NYS Dept Of Health [Cautions] Use of Alcohol Hand Sanitizers: Wash Hands BEFORE Applying

In a recent publication re: "hand hygiene antiseptic agents in hospital settings", the New York State Department of Health provides the completely ironic recommendation for users of alcohol-based hand sanitizers and states: "wash hands with soap and water for at least 15 seconds before applying alcohol hand sanitizer."

A fifth grade student asks: "Why would I apply alcohol to my hands if I've just washed them with soap and water???" 

NYS Dept of Health answers: "Because alcohol is not a cleaning agent, and it does not penetrate dirty/soiled skin.." 

In the same document, the NYS Dept of Health cautions that "alcohol-based hand sanitizers are NON-PERSISTENT and have "NO RESIDUAL ACTIVITY"

This means that alcohol sanitizers have NO EFFECTIVENESS within seconds after  product application, as alcohol dries within seconds.

NYS Dept of Health infers in the same document that alcohol sanitizers are completely ineffective against non-enveloped viruses and lose their effectiveness with repeated use. The latter "feature" means that the more frequently alcohol is applied to the skin, they have absolutely no efficacy against germs/bacteria.

The fifth grade student that posed the above questions remains utterly confused as to why a state agency responsible for providing guidance on health-related issues would recommend using alcohol on the hands, when there are non-alcohol, rinse-free products that do not require washing before applying, have extended persistency (which means they continue to be effective long after applying), and these non-alcohol products deliver IMPROVED effectiveness over repeated applications.

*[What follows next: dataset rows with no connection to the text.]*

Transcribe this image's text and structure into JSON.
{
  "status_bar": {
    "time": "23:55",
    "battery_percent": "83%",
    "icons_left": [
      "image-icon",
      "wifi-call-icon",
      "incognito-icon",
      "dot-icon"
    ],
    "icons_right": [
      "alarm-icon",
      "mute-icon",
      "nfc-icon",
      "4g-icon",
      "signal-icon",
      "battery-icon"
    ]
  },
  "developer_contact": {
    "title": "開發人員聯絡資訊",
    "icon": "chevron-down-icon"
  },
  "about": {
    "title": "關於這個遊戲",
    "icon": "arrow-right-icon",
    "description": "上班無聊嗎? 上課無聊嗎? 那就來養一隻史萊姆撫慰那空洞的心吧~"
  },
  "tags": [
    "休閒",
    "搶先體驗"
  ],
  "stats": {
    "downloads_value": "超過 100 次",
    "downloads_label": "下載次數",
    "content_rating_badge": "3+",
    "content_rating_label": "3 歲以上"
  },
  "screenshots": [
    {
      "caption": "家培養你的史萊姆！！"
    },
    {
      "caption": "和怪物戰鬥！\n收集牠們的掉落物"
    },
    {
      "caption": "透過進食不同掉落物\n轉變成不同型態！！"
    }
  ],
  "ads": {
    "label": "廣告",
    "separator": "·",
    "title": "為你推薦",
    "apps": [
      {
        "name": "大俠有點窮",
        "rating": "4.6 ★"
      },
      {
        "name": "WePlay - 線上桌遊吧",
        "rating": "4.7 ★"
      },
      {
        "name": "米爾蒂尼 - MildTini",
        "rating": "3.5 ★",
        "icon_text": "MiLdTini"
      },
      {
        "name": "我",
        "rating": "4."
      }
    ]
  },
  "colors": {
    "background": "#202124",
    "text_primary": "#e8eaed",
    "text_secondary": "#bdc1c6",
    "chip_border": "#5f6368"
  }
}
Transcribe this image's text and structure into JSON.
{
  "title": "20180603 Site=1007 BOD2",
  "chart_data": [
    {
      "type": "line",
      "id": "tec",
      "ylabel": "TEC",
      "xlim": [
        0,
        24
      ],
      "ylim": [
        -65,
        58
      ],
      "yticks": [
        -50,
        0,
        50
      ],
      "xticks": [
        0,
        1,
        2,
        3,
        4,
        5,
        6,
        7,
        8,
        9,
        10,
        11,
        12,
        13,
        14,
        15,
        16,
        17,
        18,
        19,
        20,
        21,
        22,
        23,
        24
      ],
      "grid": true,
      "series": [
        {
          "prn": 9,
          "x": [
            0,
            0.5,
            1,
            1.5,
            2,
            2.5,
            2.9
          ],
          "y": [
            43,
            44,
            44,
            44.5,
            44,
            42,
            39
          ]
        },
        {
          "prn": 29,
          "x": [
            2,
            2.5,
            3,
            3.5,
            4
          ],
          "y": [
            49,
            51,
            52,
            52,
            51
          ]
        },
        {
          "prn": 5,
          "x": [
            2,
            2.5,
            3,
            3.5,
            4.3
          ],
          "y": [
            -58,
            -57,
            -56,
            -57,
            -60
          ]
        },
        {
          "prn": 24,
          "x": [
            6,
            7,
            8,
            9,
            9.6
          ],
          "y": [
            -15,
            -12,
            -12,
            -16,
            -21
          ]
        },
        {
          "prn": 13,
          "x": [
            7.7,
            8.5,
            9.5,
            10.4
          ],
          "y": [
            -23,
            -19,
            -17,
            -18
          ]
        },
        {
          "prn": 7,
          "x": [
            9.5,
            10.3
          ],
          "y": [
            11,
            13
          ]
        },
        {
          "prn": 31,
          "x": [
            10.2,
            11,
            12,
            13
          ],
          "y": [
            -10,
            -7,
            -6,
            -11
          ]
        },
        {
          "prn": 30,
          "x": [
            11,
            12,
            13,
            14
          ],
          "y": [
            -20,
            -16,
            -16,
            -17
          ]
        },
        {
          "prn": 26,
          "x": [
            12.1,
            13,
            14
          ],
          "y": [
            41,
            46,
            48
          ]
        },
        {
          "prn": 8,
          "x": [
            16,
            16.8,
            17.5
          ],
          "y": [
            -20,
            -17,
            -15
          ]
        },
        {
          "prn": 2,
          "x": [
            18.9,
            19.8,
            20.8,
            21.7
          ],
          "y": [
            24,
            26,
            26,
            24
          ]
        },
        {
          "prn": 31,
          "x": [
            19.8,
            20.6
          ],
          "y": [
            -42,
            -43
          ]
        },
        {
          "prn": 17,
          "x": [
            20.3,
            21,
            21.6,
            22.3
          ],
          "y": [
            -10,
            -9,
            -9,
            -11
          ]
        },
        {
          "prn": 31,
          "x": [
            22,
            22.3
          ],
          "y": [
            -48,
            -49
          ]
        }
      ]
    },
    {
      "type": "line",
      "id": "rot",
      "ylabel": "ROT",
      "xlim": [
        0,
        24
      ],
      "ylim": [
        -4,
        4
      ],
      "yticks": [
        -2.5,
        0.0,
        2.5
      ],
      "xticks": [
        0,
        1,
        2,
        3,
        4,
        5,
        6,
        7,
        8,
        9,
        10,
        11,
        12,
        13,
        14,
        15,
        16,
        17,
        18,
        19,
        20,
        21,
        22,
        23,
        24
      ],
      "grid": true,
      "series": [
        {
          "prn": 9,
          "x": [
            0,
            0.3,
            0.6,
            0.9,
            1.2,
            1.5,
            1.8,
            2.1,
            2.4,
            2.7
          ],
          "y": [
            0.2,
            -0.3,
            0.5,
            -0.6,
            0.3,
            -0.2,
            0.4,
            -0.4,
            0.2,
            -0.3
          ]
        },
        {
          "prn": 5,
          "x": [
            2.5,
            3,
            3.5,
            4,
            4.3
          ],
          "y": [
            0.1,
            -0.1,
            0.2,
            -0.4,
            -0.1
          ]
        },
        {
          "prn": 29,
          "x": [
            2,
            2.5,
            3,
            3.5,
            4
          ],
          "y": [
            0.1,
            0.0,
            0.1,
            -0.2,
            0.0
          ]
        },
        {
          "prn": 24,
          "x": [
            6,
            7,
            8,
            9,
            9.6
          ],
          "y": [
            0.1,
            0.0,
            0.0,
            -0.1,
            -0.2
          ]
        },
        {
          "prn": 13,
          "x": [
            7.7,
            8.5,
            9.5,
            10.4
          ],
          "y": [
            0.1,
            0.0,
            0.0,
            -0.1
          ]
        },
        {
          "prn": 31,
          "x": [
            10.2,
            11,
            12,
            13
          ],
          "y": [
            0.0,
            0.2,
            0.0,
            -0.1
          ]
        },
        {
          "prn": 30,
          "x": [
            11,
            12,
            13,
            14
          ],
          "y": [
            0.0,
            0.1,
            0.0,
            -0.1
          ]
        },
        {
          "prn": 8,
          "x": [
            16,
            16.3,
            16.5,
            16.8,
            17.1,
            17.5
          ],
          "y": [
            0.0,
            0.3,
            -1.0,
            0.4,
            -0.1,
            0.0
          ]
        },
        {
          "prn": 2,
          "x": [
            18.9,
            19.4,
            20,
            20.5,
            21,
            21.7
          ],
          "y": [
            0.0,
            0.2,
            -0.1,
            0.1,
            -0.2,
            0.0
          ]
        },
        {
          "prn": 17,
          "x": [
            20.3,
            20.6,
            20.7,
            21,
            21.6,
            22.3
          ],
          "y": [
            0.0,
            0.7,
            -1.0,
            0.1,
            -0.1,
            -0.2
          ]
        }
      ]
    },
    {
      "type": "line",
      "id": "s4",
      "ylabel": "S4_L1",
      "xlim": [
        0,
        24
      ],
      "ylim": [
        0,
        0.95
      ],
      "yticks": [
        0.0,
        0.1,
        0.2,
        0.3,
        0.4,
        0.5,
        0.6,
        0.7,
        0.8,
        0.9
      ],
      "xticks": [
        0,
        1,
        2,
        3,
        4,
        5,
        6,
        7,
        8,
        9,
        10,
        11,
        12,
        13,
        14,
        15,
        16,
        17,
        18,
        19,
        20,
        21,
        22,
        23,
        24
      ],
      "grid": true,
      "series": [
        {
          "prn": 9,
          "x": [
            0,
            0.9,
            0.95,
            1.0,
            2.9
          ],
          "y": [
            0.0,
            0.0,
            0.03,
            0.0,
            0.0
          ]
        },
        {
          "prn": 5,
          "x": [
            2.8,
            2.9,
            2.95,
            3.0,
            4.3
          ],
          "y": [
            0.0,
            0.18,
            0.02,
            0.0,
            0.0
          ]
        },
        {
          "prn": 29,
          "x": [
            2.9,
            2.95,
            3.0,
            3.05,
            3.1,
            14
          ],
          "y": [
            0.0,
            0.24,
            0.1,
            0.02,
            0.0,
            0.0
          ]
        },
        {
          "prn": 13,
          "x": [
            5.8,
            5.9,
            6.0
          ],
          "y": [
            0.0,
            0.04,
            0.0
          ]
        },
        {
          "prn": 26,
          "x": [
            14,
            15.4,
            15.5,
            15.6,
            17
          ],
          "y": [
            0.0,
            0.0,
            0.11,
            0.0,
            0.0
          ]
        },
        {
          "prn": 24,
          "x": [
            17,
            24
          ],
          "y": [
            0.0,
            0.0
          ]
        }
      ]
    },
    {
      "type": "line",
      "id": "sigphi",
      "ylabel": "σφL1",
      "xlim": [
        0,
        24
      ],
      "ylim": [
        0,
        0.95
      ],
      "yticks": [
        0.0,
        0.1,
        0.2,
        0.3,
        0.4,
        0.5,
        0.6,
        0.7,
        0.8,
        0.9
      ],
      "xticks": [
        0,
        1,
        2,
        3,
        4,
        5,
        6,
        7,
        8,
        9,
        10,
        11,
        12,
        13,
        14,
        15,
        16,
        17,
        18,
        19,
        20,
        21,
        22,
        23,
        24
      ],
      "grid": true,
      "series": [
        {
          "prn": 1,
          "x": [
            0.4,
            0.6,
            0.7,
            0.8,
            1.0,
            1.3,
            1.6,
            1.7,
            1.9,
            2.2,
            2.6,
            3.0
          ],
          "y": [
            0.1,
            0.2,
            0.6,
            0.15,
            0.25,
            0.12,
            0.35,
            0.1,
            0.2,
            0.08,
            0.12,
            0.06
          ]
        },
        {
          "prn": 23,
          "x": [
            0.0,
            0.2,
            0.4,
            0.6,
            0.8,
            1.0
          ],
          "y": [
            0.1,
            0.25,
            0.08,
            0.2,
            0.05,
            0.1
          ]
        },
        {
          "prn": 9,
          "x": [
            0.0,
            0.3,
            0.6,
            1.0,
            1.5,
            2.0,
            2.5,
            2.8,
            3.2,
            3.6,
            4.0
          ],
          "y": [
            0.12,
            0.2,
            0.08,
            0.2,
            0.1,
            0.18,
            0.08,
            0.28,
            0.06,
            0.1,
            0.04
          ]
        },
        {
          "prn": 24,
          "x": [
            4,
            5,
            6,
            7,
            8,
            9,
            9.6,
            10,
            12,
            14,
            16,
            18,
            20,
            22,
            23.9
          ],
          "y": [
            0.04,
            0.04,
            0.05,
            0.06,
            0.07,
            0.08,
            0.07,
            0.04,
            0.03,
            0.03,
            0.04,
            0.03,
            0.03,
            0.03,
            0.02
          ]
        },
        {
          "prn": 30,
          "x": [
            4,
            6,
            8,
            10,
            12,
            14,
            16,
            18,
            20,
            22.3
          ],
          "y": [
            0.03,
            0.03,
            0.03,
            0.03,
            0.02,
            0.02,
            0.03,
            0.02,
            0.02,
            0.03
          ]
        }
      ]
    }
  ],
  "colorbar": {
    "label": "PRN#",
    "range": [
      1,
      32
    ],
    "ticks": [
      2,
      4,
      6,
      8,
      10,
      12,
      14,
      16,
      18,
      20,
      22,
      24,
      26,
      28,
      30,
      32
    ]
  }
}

NYS Dept of Health says: "The document in question is intended for health care workers within a hospital setting.." 

We know that GOJO Industries, the manufacturer of Purell alcohol hand sanitizer visits this blog daily--so we invite them to dispute the position taken by the NYS Dept of Health. And we invite them to explain why their product makes any sense if repeated use reduces the product effectiveness.

In the interim, we'll continue to join hands with among others, experts at the U.S. Navy, who have determined that applying alcohol to the hands is completely counter-intuitive, and that alternative, non-alcohol hand antiseptic products are safer to the skin, and much more pragmatic from a variety of perspectives.

1 comment:

gary greenberg d.m.d. said...

There is a wonderful product out there called SafeHands that is non alcohol based and kills better than alcohol and actually has been proven to work better with more use and alcohol has been shown to be less effective with repeated use(see AORN journal Aug. 1998 Vol 68, No 2). This study has been out there and completely ignored by the CDC and the WHO. I am a dentist in Florida and can no longer use alcohol due to the cracking and bleeding it caused. I thankfully found SafeHands and just as latex gloves are going out of vogue so will alcohol hand sanitizers. We cannot use alcohol to sterilize anything in dentistry so why are we using it on our hands ??????